Twisted logic perhaps, but I like it.

O-H-I-Owe-U's picture

I need to learn more about what made Fred Taylor special. Any suggestions?

Bucknut-in-the-South's picture

Fred Taylor was a great coach for two reasons:  he understood the players he had, their strengths and weaknesses, and designed his strategy based on that.  He was also a man of great integrity, who refused to sign players who were not also excellent students.  His teams were uniformly smart, disciplined, and tenacious, all qualities shared by Coach Taylor.  He garnered the utmost respect from his peers, including John Wooden, Al McGuire, and Dean Smith, all of whom at one time or another faced his teams with mixed results.  I had the opportunity to work with him after he was unceremoniously removed from his position as coach, and I found him to be a truly nice man and hysterically funny.  A great coach and a better man.

OldColumbusTown's picture

We are utterly spoiled as Ohio State fans when you look at the coaches OSU has put in charge of their top bell-cow programs.  It doesn't get much better than Urban Meyer and Thad Matta.
Matta seems to be a perfect fit at a place like OSU.  He's no coaching diva who requires the media-attention (or even seeks the attention) that some of the other high-profile coaches do.  As a top nationally-recognized coach at a football school, he's at a place where he is revered, but still stays under the radar.  He has built this program, arguably, to the best point it has ever seen.  He's a tireless recruiter and, whether some want to admit it or not, a great X's-and-O's coach.

BoFuquel's picture

To think TOSU  is responsible for the two most anal-retentive personallities in the history of college basitball,The Bobber and Shit-Chef-Ski.Yeah makes me proud I spent nine years as a student there.GO BUCKS!

I wish I didn't know now what I didn't know then.

thatlillefty's picture

Love Coach Matta even more after reading Titus' book last year.

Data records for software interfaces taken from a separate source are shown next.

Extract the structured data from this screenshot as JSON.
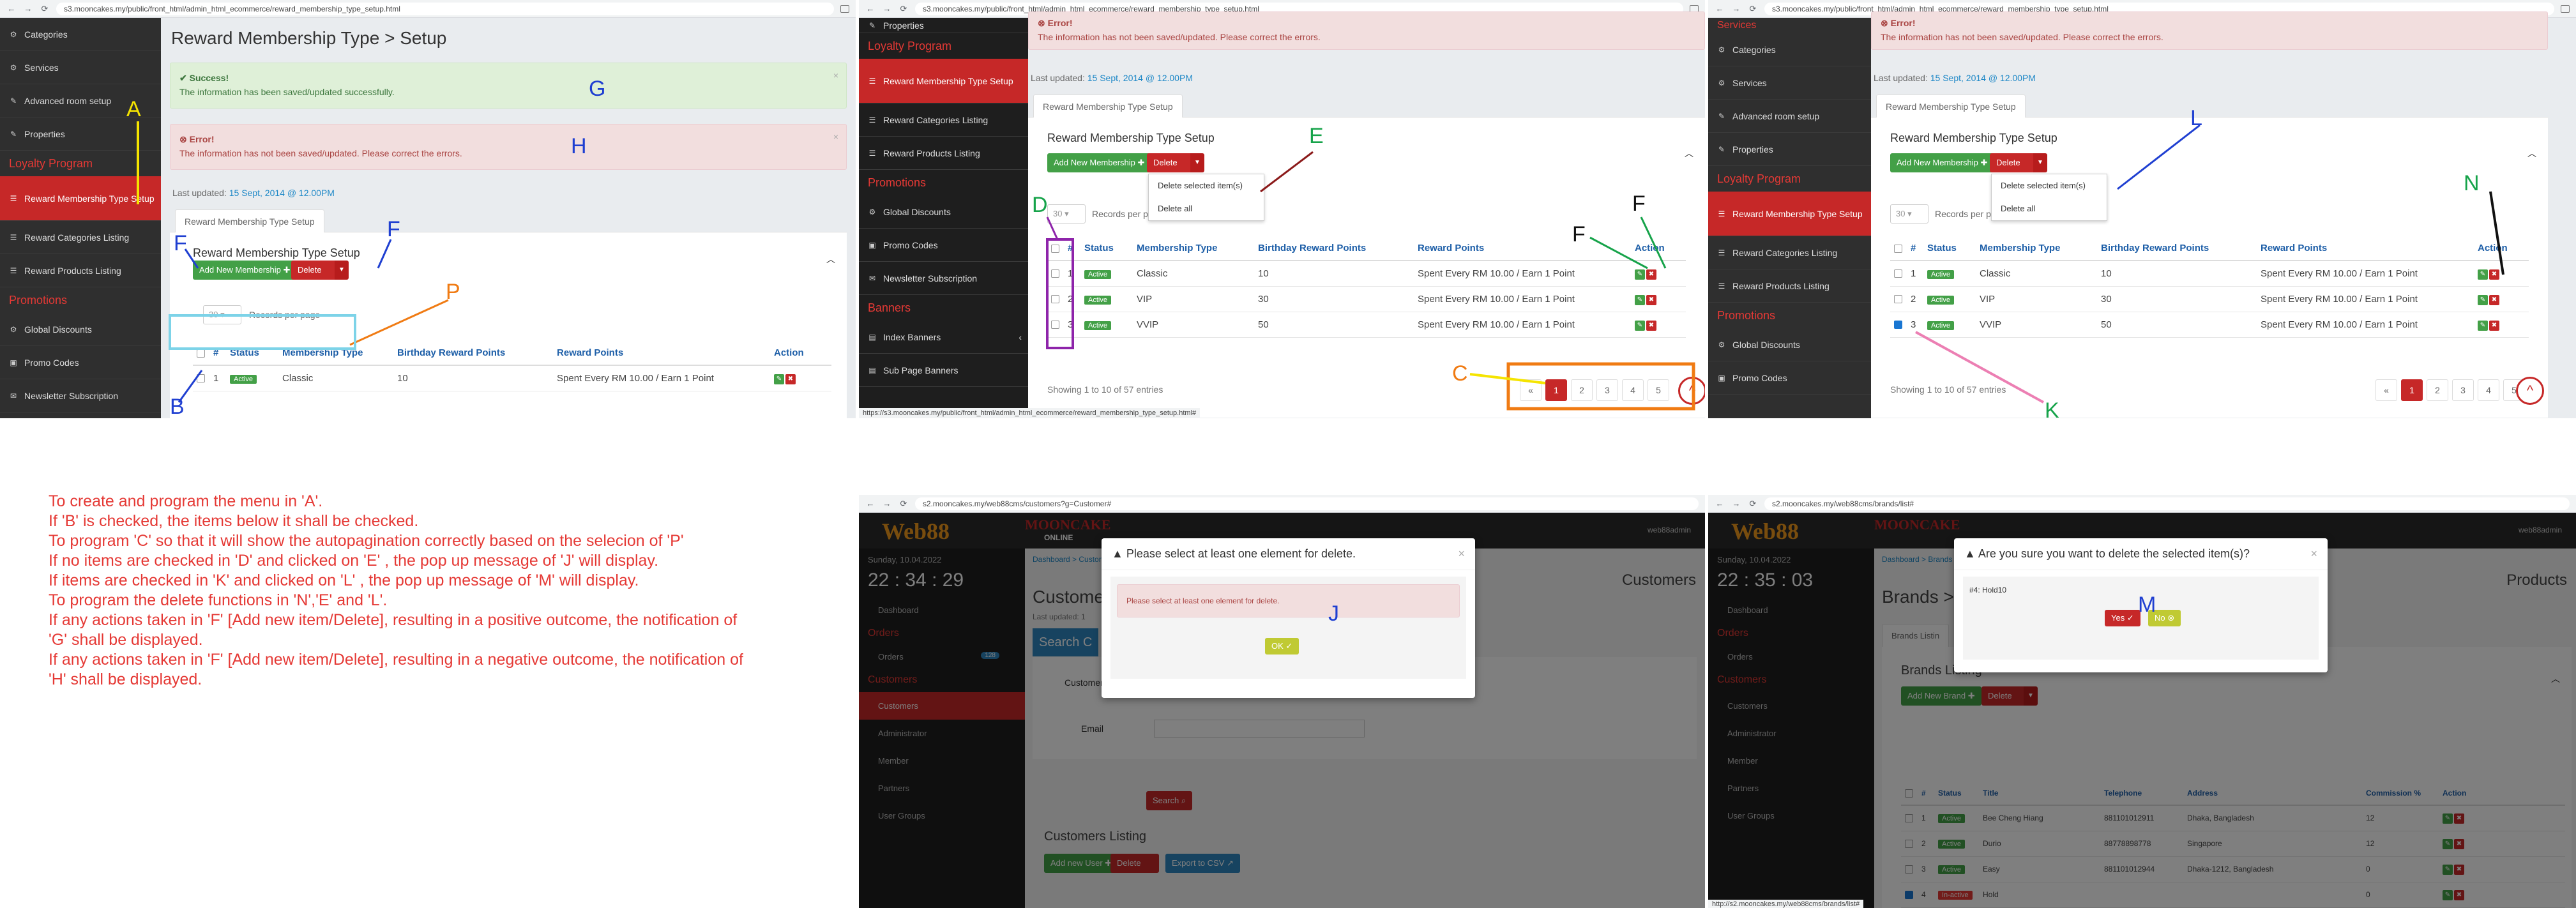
{
  "common": {
    "brand_title": "Reward Membership Type > Setup",
    "tab_label": "Reward Membership Type Setup",
    "box_title": "Reward Membership Type Setup",
    "add_btn": "Add New Membership",
    "add_btn_cut": "Add New Membership",
    "delete_btn": "Delete",
    "select_value": "30",
    "records_per_page": "Records per page",
    "records_cut": "Records per p",
    "last_updated_label": "Last updated:",
    "last_updated_value": "15 Sept, 2014 @ 12.00PM",
    "success_title": "Success!",
    "success_msg": "The information has been saved/updated successfully.",
    "error_title": "Error!",
    "error_msg": "The information has not been saved/updated. Please correct the errors.",
    "showing": "Showing 1 to 10 of 57 entries",
    "delete_selected": "Delete selected item(s)",
    "delete_all": "Delete all",
    "columns": [
      "#",
      "Status",
      "Membership Type",
      "Birthday Reward Points",
      "Reward Points",
      "Action"
    ],
    "rows": [
      {
        "n": "1",
        "status": "Active",
        "type": "Classic",
        "bday": "10",
        "points": "Spent Every RM 10.00 / Earn 1 Point"
      },
      {
        "n": "2",
        "status": "Active",
        "type": "VIP",
        "bday": "30",
        "points": "Spent Every RM 10.00 / Earn 1 Point"
      },
      {
        "n": "3",
        "status": "Active",
        "type": "VVIP",
        "bday": "50",
        "points": "Spent Every RM 10.00 / Earn 1 Point"
      }
    ],
    "pages": [
      "1",
      "2",
      "3",
      "4",
      "5"
    ],
    "prev": "«"
  },
  "urls": {
    "p1": "s3.mooncakes.my/public/front_html/admin_html_ecommerce/reward_membership_type_setup.html",
    "p2": "s3.mooncakes.my/public/front_html/admin_html_ecommerce/reward_membership_type_setup.html",
    "p3": "s3.mooncakes.my/public/front_html/admin_html_ecommerce/reward_membership_type_setup.html",
    "p4": "s2.mooncakes.my/web88cms/customers?g=Customer#",
    "p5": "s2.mooncakes.my/web88cms/brands/list#",
    "status2": "https://s3.mooncakes.my/public/front_html/admin_html_ecommerce/reward_membership_type_setup.html#",
    "status5": "http://s2.mooncakes.my/web88cms/brands/list#"
  },
  "sidebar1": {
    "items": [
      "Categories",
      "Services",
      "Advanced room setup",
      "Properties"
    ],
    "section1": "Loyalty Program",
    "active": "Reward Membership Type Setup",
    "items2": [
      "Reward Categories Listing",
      "Reward Products Listing"
    ],
    "section2": "Promotions",
    "items3": [
      "Global Discounts",
      "Promo Codes",
      "Newsletter Subscription"
    ]
  },
  "sidebar2": {
    "top": "Properties",
    "section1": "Loyalty Program",
    "active": "Reward Membership Type Setup",
    "items2": [
      "Reward Categories Listing",
      "Reward Products Listing"
    ],
    "section2": "Promotions",
    "items3": [
      "Global Discounts",
      "Promo Codes",
      "Newsletter Subscription"
    ],
    "section3": "Banners",
    "items4": [
      "Index Banners",
      "Sub Page Banners"
    ]
  },
  "sidebar3": {
    "top": "Services",
    "items": [
      "Categories",
      "Services",
      "Advanced room setup",
      "Properties"
    ],
    "section1": "Loyalty Program",
    "active": "Reward Membership Type Setup",
    "items2": [
      "Reward Categories Listing",
      "Reward Products Listing"
    ],
    "section2": "Promotions",
    "items3": [
      "Global Discounts",
      "Promo Codes"
    ]
  },
  "cms": {
    "date": "Sunday, 10.04.2022",
    "time4": "22 : 34 : 29",
    "time5": "22 : 35 : 03",
    "menu": [
      "Dashboard",
      "Orders",
      "Orders",
      "Customers",
      "Customers",
      "Administrator",
      "Member",
      "Partners",
      "User Groups"
    ],
    "orders_count": "128",
    "user": "web88admin",
    "breadcrumb4": "Dashboard > Customers",
    "breadcrumb5": "Dashboard > Brands",
    "customers_title": "Customers",
    "customers_title_cut": "Custome",
    "last_updated_cut": "Last updated: 1",
    "search_cut": "Search C",
    "customer_name": "Customer Name",
    "email": "Email",
    "search_btn": "Search",
    "customers_listing": "Customers Listing",
    "add_new_user": "Add new User",
    "export": "Export to CSV",
    "products_cut": "Products",
    "brands_cut": "Brands >",
    "brands_tab_cut": "Brands Listin",
    "brands_listing": "Brands Listing",
    "add_brand": "Add New Brand",
    "brand_cols": [
      "#",
      "Status",
      "Title",
      "Telephone",
      "Address",
      "Commission %",
      "Action"
    ],
    "brand_rows": [
      {
        "n": "1",
        "status": "Active",
        "title": "Bee Cheng Hiang",
        "tel": "881101012911",
        "addr": "Dhaka, Bangladesh",
        "comm": "12"
      },
      {
        "n": "2",
        "status": "Active",
        "title": "Durio",
        "tel": "88778898778",
        "addr": "Singapore",
        "comm": "12"
      },
      {
        "n": "3",
        "status": "Active",
        "title": "Easy",
        "tel": "881101012944",
        "addr": "Dhaka-1212, Bangladesh",
        "comm": "0"
      },
      {
        "n": "4",
        "status": "In-active",
        "title": "Hold",
        "tel": "",
        "addr": "",
        "comm": "0"
      }
    ],
    "modal_j_title": "Please select at least one element for delete.",
    "modal_j_msg": "Please select at least one element for delete.",
    "modal_j_ok": "OK",
    "modal_m_title": "Are you sure you want to delete the selected item(s)?",
    "modal_m_item": "#4: Hold10",
    "modal_m_yes": "Yes",
    "modal_m_no": "No",
    "logo_main": "Web88",
    "logo_sub": "MOONCAKE",
    "logo_online": "ONLINE"
  },
  "marks": {
    "A": "A",
    "B": "B",
    "C": "C",
    "D": "D",
    "E": "E",
    "F": "F",
    "G": "G",
    "H": "H",
    "J": "J",
    "K": "K",
    "L": "L",
    "M": "M",
    "N": "N",
    "P": "P"
  },
  "instructions": [
    "To create and program the menu in 'A'.",
    "If 'B' is checked, the items below it shall be checked.",
    "To program 'C' so that it will show the autopagination correctly based  on the selecion of 'P'",
    "If no items are checked in 'D' and clicked on 'E' , the pop up message  of 'J' will display.",
    "If items are checked in 'K' and clicked on 'L' , the pop up message of  'M' will display.",
    "To program the delete functions in 'N','E' and 'L'.",
    "If any actions taken in 'F' [Add new item/Delete], resulting in a  positive outcome, the notification of",
    "'G' shall be displayed.",
    "If any actions taken in 'F' [Add new item/Delete], resulting in a  negative outcome, the notification of",
    "'H' shall be displayed."
  ],
  "colors": {
    "accent_red": "#c62828",
    "annot_yellow": "#f5e400",
    "annot_blue": "#1f3fd1",
    "annot_orange": "#f07b13",
    "annot_green": "#16a34a",
    "annot_purple": "#8e24aa",
    "annot_pink": "#ec7fb3",
    "annot_teal": "#7dd3e8",
    "annot_darkred": "#8b1a1a",
    "annot_black": "#111111"
  }
}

He just seems like a real down to earth guy with a sense of humor and he's a great coach to boot!
Here's hoping his health allows him to coach for years to come.

chicagobuckeye's picture

You can tell he has a sense of humor on the court, did you see him talking to Ross after he missed the dunk just kind of laughing to himself.  He realizes that it was a coaching moment, but a funny one at that.

BuckeyeLurker0509's picture

Thank You Andy Geiger.
And for those who dont think Thad is a good coach, or that we can do better... I hope you wake up one night, and stub your toe really hard on the way to the bathroom. 
 

Brutus's picture

Matta is only one of two coaches to win at least 20 games in each of his first 12 years and yet the moment the Buckeyes play a bad game, much less lose, many of us are on here claiming that he's a horrible in-game coach.  Yep, that makes sense.  I'm sure many bad in-game coaches are able to win that many games every year.